Overall, the CUMPRINC function is a useful tool for understanding the costs and benefits of different loan options, but it should not be used as the sole basis for making important financial decisions. It is important to carefully consider all of the factors that can affect the costs and benefits of a loan before making any decisions about taking out a loan.

## Commonly Used Functions Along With CUMPRINC

Here are some commonly used functions that can be used in combination with the CUMPRINC function in Google Sheets:

- The PV function: The PV function is used to calculate the present value of a loan. This is the initial amount borrowed, and is used as an input to the CUMPRINC function. The PV function takes the following arguments: interest rate, number of periods, payment amount, future value, and type. For example, to calculate the present value of a loan with an interest rate of 7%, a payment amount of $200 per period, and a term of 48 months, you could use the following formula:
=PV(7%, 48, 200, 0, 1)

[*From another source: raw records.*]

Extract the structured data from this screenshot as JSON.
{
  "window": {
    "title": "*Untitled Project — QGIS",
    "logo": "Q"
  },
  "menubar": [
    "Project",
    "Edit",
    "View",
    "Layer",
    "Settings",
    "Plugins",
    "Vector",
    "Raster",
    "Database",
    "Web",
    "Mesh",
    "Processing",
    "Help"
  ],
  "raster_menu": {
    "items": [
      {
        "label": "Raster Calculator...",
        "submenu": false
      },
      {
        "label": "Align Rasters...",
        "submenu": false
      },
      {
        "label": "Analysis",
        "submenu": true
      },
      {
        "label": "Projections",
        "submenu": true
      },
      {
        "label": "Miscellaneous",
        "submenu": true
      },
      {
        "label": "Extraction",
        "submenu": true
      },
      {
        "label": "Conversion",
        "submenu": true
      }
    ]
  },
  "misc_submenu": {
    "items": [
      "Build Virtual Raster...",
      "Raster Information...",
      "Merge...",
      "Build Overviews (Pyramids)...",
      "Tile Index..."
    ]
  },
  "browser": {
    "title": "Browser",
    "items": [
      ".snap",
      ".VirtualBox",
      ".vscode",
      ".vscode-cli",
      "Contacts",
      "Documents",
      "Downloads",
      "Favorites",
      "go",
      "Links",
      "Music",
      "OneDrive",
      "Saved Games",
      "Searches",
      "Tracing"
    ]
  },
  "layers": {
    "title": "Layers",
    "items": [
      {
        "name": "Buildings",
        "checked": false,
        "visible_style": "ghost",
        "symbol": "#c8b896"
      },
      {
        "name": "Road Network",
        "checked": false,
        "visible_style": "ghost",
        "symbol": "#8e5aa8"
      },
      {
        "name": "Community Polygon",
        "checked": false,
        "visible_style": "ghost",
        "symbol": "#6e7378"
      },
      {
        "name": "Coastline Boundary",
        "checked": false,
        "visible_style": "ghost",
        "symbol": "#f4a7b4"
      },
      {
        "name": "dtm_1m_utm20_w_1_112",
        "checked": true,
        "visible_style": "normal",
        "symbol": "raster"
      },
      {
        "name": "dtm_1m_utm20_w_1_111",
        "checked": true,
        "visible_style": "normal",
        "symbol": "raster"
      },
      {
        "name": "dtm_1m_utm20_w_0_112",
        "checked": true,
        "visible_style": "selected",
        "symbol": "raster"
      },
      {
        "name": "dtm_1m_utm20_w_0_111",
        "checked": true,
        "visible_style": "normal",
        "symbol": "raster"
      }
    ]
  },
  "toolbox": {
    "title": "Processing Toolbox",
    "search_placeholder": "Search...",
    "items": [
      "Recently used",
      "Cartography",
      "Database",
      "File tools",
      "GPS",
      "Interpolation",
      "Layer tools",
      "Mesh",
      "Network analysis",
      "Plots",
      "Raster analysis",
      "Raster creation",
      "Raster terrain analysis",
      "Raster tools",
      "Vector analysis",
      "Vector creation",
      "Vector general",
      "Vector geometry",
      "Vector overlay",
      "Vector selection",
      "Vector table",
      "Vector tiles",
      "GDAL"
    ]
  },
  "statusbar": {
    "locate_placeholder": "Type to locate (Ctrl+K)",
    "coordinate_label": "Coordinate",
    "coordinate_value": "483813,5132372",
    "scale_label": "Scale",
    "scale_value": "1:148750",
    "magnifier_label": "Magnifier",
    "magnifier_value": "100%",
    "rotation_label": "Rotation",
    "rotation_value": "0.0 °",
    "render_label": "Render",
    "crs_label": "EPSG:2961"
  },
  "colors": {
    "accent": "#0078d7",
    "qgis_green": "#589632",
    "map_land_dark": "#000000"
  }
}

This formula calculates the present value of the loan using an interest rate of 7%, a payment amount of $200 per period, and a term of 48 months. The 1 at the end of the formula specifies that payments are due at the start of each period.

- The PMT function: The PMT function is used to calculate the payment amount on a loan. This is the amount that the borrower must pay each period to repay the loan, and is used as an input to the CUMPRINC function. The PMT function takes the following arguments: interest rate, number of periods, present value, future value, and type. For example, to calculate the payment amount on a loan with an interest rate of 9%, a present value of $30,000, and a term of 60 months, you could use the following formula:
=PMT(9%, 60, 30000, 0, 0)

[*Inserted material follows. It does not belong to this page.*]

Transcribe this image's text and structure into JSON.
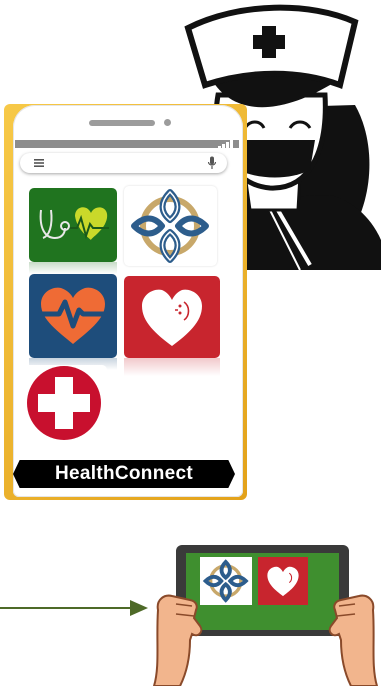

This formula calculates the payment amount on the loan using an interest rate of 9%, a present value of $30,000, and a term of 60 months. The 0 at the end of the formula specifies that payments are due at the end of each period.

- The RATE function: The RATE function is used to calculate the interest rate on a loan. This is the rate at which the lender charges interest on the loan, and is used as an input to the CUMPRINC function. The RATE function takes the following arguments: number of periods, payment amount, present value, future value, and type. For example, to calculate the interest rate on a loan with a payment amount of $300 per period, a present value of $30,000, and a term of 60 months, you could use the following formula:
=RATE(60, 300, 30000, 0, 0)

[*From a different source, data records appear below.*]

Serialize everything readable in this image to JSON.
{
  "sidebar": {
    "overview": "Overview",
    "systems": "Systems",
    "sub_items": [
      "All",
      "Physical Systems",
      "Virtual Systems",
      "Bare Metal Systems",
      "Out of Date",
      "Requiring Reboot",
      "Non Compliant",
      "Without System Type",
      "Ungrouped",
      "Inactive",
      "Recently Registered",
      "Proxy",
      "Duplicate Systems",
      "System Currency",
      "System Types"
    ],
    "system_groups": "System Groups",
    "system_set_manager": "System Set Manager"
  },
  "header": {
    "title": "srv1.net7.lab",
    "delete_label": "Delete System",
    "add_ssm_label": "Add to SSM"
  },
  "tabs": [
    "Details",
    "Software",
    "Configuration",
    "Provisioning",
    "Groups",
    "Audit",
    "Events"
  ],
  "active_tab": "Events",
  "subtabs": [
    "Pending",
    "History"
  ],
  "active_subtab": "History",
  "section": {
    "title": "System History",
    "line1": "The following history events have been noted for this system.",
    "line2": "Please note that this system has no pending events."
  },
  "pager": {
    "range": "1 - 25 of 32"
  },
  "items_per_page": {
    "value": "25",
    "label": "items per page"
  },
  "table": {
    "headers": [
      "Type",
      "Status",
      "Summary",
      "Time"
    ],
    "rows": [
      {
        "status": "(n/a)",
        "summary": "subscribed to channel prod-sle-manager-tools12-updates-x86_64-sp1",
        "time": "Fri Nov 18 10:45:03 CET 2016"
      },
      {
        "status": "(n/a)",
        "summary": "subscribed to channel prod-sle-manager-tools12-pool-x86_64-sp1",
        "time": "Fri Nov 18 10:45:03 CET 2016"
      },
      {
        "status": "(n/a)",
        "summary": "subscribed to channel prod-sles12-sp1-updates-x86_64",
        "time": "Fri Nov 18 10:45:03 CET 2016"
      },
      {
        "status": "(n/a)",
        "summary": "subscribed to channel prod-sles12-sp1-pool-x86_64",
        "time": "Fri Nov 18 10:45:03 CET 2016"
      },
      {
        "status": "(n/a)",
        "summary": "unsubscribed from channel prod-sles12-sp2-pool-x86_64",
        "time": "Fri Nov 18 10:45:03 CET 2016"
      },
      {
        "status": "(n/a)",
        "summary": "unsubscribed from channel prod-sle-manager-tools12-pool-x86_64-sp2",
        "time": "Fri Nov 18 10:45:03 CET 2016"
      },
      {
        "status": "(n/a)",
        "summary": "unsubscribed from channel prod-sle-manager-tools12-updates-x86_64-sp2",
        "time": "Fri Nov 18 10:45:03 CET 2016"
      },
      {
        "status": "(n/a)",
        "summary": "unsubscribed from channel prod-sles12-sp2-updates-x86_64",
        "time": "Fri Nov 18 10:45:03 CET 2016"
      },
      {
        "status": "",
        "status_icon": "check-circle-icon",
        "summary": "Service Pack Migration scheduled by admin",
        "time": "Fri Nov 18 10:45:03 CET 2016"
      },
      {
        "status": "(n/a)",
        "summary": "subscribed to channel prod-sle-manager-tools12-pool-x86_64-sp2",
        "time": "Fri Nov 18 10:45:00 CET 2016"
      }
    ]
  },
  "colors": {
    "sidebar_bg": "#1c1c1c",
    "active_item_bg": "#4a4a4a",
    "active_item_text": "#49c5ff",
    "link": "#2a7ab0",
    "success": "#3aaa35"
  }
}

This formula calculates the interest rate on the loan using a payment amount of $300 per period, a present value of $30,000, and a term of 60 months. The 0 at the end of the formula specifies that payments are due at the end of each period.

These functions can be used in combination with the CUMPRINC function to accurately calculate the cumulative principal paid on a loan over a specified period of time.

## Summary

The CUMPRINC function is a powerful tool for understanding the costs and benefits of different loan options in Google Sheets. It allows users to calculate the cumulative principal paid on a loan over a specified period of time, which can be useful for comparing different loan options and making informed financial decisions.

To use the CUMPRINC function, users must first determine the payment amount, present value, interest rate, and term of the loan. These values can be calculated using other functions in Google Sheets, such as PV, PMT, and RATE. Once the input values are determined, the CUMPRINC function can be used to calculate the cumulative principal paid on the loan over a specified period of time.

Overall, the CUMPRINC function is a valuable tool for anyone who needs to understand the costs and benefits of different loan options in Google Sheets. We encourage you to try using the CUMPRINC function in your own Google Sheets, and see how it can help you make more informed financial decisions.

## Video: CUMPRINC Function

In this video, you will see how to use CUMPRINC function. Be sure to watch the video to understand the usage of CUMPRINC formula.